25 years ago: Jan. 16, 1981
The hammers are pounding at the new Family Learning Center as staff members prepare for a late March opening; a major community fund drive will precede the opening of the center, a family counseling facility aimed at parental education and prevention of child abuse and neglect.
Southeast Missouri State University is a victim of circumstances, says its president, Dr. Bill W. Stacy, in commenting on a report issued by the U.S. Department of Education which says the local school has failed to adequately integrate the campus with black students and faculty.
Speaking before the Rotary Club, L.C. Carpenter, one of two candidates for the Democratic nomination for governor, says he plans to open his statewide campaign within the next four to six weeks; Carpenter is a native of Grundy County and now resides in Columbia, Mo.
An additional $1,500,000 to continue the flood-control program in the Main Street area is included in President Dwight Eisenhower's budget submitted to Congress today; heretofore, $750,000 has been appropriated to get the work started.

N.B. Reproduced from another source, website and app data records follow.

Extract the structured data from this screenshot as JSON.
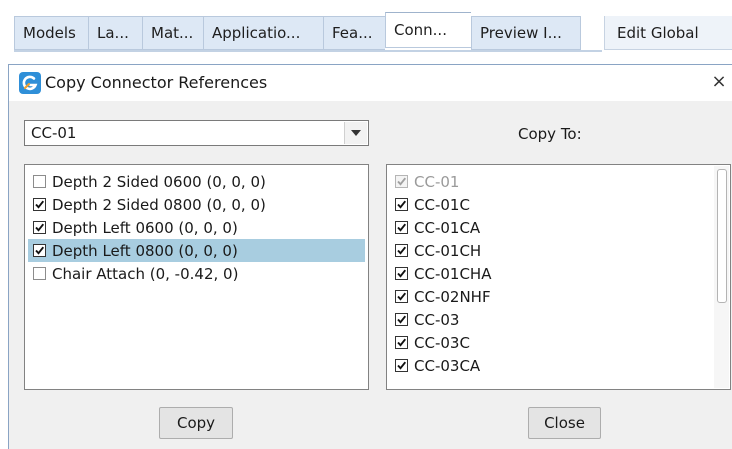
{
  "tabs": [
    {
      "label": "Models",
      "active": false
    },
    {
      "label": "La...",
      "active": false
    },
    {
      "label": "Mat...",
      "active": false
    },
    {
      "label": "Applicatio...",
      "active": false
    },
    {
      "label": "Fea...",
      "active": false
    },
    {
      "label": "Conn...",
      "active": true
    },
    {
      "label": "Preview I...",
      "active": false
    }
  ],
  "edit_global_label": "Edit Global",
  "dialog": {
    "title": "Copy Connector References",
    "close_glyph": "×",
    "source_select": {
      "value": "CC-01"
    },
    "copy_to_label": "Copy To:",
    "references": [
      {
        "label": "Depth 2 Sided 0600 (0, 0, 0)",
        "checked": false,
        "selected": false
      },
      {
        "label": "Depth 2 Sided 0800 (0, 0, 0)",
        "checked": true,
        "selected": false
      },
      {
        "label": "Depth Left 0600 (0, 0, 0)",
        "checked": true,
        "selected": false
      },
      {
        "label": "Depth Left 0800 (0, 0, 0)",
        "checked": true,
        "selected": true
      },
      {
        "label": "Chair Attach (0, -0.42, 0)",
        "checked": false,
        "selected": false
      }
    ],
    "targets": [
      {
        "label": "CC-01",
        "checked": true,
        "disabled": true
      },
      {
        "label": "CC-01C",
        "checked": true,
        "disabled": false
      },
      {
        "label": "CC-01CA",
        "checked": true,
        "disabled": false
      },
      {
        "label": "CC-01CH",
        "checked": true,
        "disabled": false
      },
      {
        "label": "CC-01CHA",
        "checked": true,
        "disabled": false
      },
      {
        "label": "CC-02NHF",
        "checked": true,
        "disabled": false
      },
      {
        "label": "CC-03",
        "checked": true,
        "disabled": false
      },
      {
        "label": "CC-03C",
        "checked": true,
        "disabled": false
      },
      {
        "label": "CC-03CA",
        "checked": true,
        "disabled": false
      }
    ],
    "copy_button": "Copy",
    "close_button": "Close"
  },
  "colors": {
    "selection": "#a8cde0",
    "tab_inactive": "#dde8f5",
    "dialog_background": "#f0f0f0",
    "app_icon": "#2f8fd8"
  },
  "icons": {
    "app": "app-logo-icon",
    "close": "close-icon",
    "dropdown": "chevron-down-icon",
    "check": "checkmark-icon"
  }
}
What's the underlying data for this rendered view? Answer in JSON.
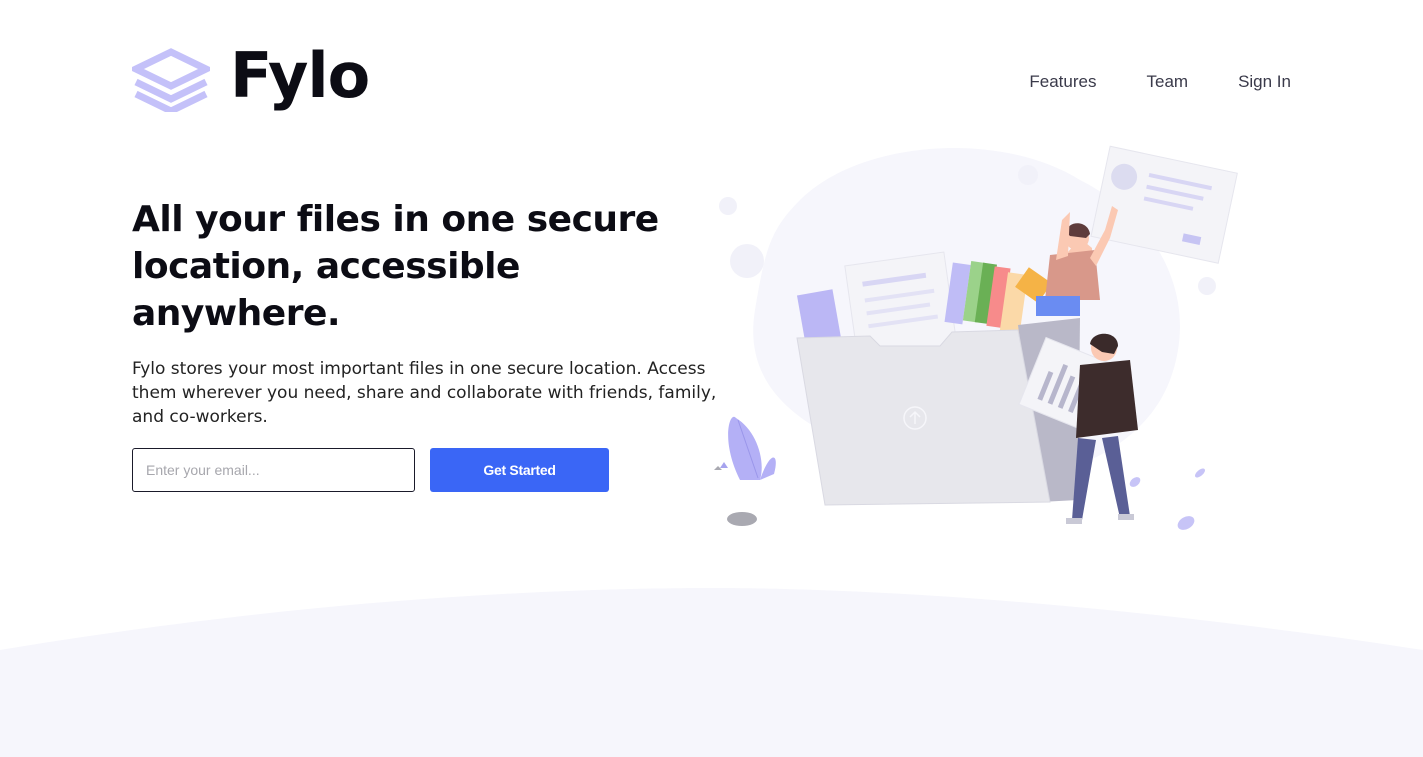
{
  "header": {
    "logo_text": "Fylo",
    "nav": [
      {
        "label": "Features"
      },
      {
        "label": "Team"
      },
      {
        "label": "Sign In"
      }
    ]
  },
  "hero": {
    "title": "All your files in one secure location, accessible anywhere.",
    "description": "Fylo stores your most important files in one secure location. Access them wherever you need, share and collaborate with friends, family, and co-workers.",
    "email_placeholder": "Enter your email...",
    "cta_label": "Get Started"
  },
  "colors": {
    "primary": "#3a66f6",
    "logo_accent": "#c4c1f9",
    "text_dark": "#0c0c14",
    "wave_bg": "#f6f6fc"
  }
}
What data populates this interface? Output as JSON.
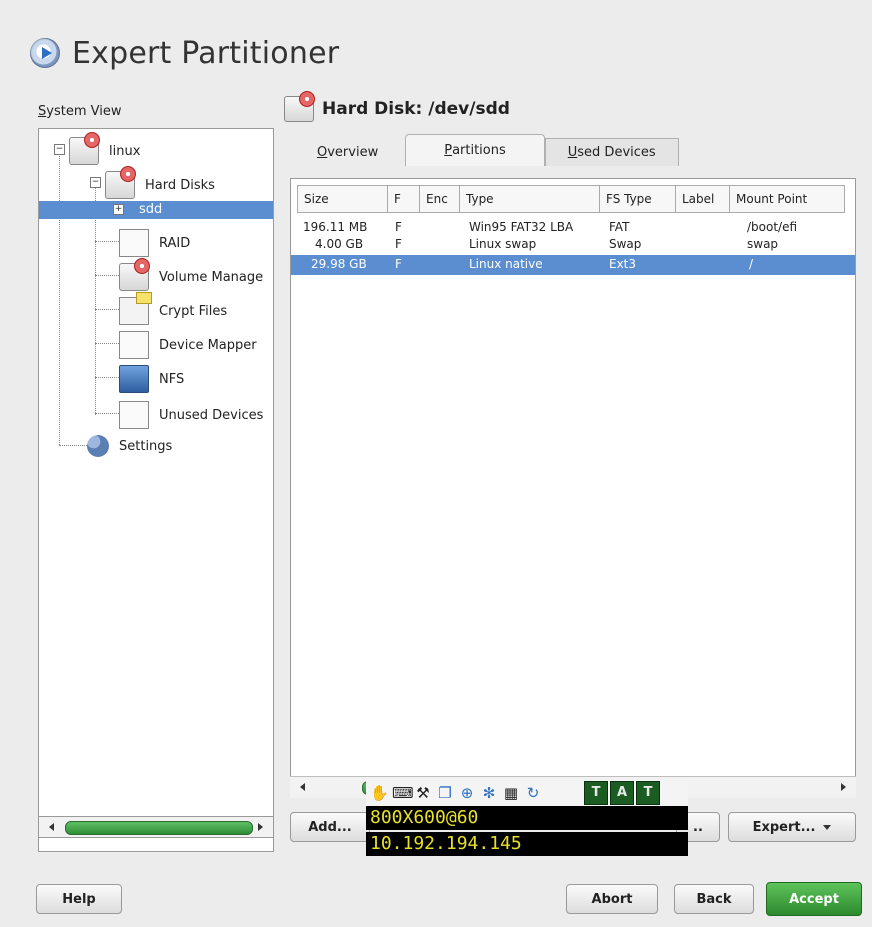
{
  "window": {
    "title": "Expert Partitioner",
    "title_icon": "arrow-bubble-icon"
  },
  "system_view": {
    "label_mnemonic": "S",
    "label_rest": "ystem View",
    "tree": [
      {
        "label": "linux",
        "icon": "hard-disk-icon"
      },
      {
        "label": "Hard Disks",
        "icon": "hard-disk-icon"
      },
      {
        "label": "sdd",
        "icon": "none",
        "selected": true
      },
      {
        "label": "RAID",
        "icon": "raid-icon"
      },
      {
        "label": "Volume Manage",
        "icon": "volume-manager-icon"
      },
      {
        "label": "Crypt Files",
        "icon": "crypt-files-icon"
      },
      {
        "label": "Device Mapper",
        "icon": "device-mapper-icon"
      },
      {
        "label": "NFS",
        "icon": "nfs-icon"
      },
      {
        "label": "Unused Devices",
        "icon": "unused-devices-icon"
      },
      {
        "label": "Settings",
        "icon": "settings-icon"
      }
    ]
  },
  "disk": {
    "title": "Hard Disk: /dev/sdd",
    "icon": "hard-disk-icon"
  },
  "tabs": [
    {
      "mnemonic": "O",
      "rest": "verview"
    },
    {
      "mnemonic": "P",
      "rest": "artitions",
      "active": true
    },
    {
      "mnemonic": "U",
      "rest": "sed Devices"
    }
  ],
  "table": {
    "columns": [
      "Size",
      "F",
      "Enc",
      "Type",
      "FS Type",
      "Label",
      "Mount Point"
    ],
    "rows": [
      {
        "size": "196.11 MB",
        "f": "F",
        "enc": "",
        "type": "Win95 FAT32 LBA",
        "fs_type": "FAT",
        "label": "",
        "mount": "/boot/efi"
      },
      {
        "size": "4.00 GB",
        "f": "F",
        "enc": "",
        "type": "Linux swap",
        "fs_type": "Swap",
        "label": "",
        "mount": "swap"
      },
      {
        "size": "29.98 GB",
        "f": "F",
        "enc": "",
        "type": "Linux native",
        "fs_type": "Ext3",
        "label": "",
        "mount": "/",
        "selected": true
      }
    ]
  },
  "buttons": {
    "add": "Add...",
    "edit_partial": "..",
    "expert": "Expert...",
    "help": "Help",
    "abort": "Abort",
    "back": "Back",
    "accept": "Accept"
  },
  "overlay": {
    "resolution": "800X600@60",
    "ip": "10.192.194.145",
    "tags": [
      "T",
      "A",
      "T"
    ]
  },
  "colors": {
    "selection": "#5b8ed1",
    "accept_green": "#3aa63a",
    "overlay_text": "#e7e12a"
  }
}
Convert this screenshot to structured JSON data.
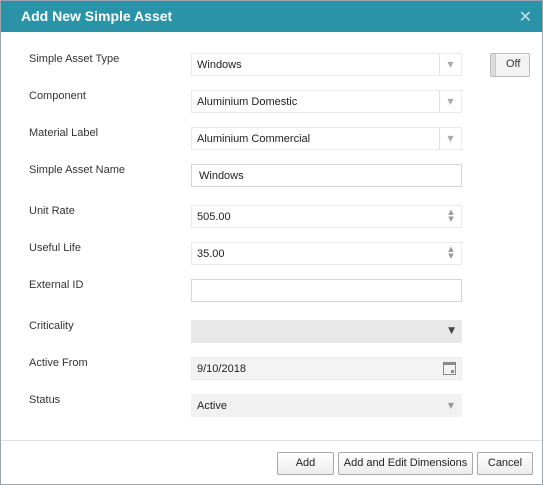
{
  "dialog": {
    "title": "Add New Simple Asset",
    "close_glyph": "✕"
  },
  "toggle": {
    "label": "Off"
  },
  "form": {
    "simple_asset_type": {
      "label": "Simple Asset Type",
      "value": "Windows"
    },
    "component": {
      "label": "Component",
      "value": "Aluminium Domestic"
    },
    "material_label": {
      "label": "Material Label",
      "value": "Aluminium Commercial"
    },
    "simple_asset_name": {
      "label": "Simple Asset Name",
      "value": "Windows"
    },
    "unit_rate": {
      "label": "Unit Rate",
      "value": "505.00"
    },
    "useful_life": {
      "label": "Useful Life",
      "value": "35.00"
    },
    "external_id": {
      "label": "External ID",
      "value": ""
    },
    "criticality": {
      "label": "Criticality",
      "value": ""
    },
    "active_from": {
      "label": "Active From",
      "value": "9/10/2018"
    },
    "status": {
      "label": "Status",
      "value": "Active"
    }
  },
  "buttons": {
    "add": "Add",
    "add_edit": "Add and Edit Dimensions",
    "cancel": "Cancel"
  },
  "icons": {
    "dropdown_arrow": "▼",
    "spin_up": "▲",
    "spin_down": "▼"
  },
  "colors": {
    "titlebar": "#2b93a8",
    "title_text": "#ffffff"
  }
}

A total of 180 people, mostly men, have applied at unemployment registration headquarters for jobs; work for several men is available from J.F. Fuerth, a farmer residing on the Bend Road north of the city, who plans to clear a portion of a wooded tract on his farm.
Two men arouse the suspicion of Claude Allen, janitor for the Sturdivant Bank in the H-H Building early in the morning, when they ask admittance to the bank; they leave quickly when he refuses, and he sees them drive off in a Chevrolet, a sawed-off shotgun placed on the floor of the car between them.
At last week's meeting of the board of regents of the Normal School, contractor E.F. Regenhardt turned the Academic Hall over to the school; the great building is finished, so far as Regenhardt is concerned, and all that remains to be done is completing of the heating and lighting apparatus, which will be done this week.
The destruction of a professional hobo camp south of the city occupies the attention of the police and John Parham, detective of the Frisco Railroad; attention had been centered upon the removal of the inhabitants of Tent Town, and in the meantime 10 hobos had taken up an abode south of Tent Town.
-- Sharon K. Sanders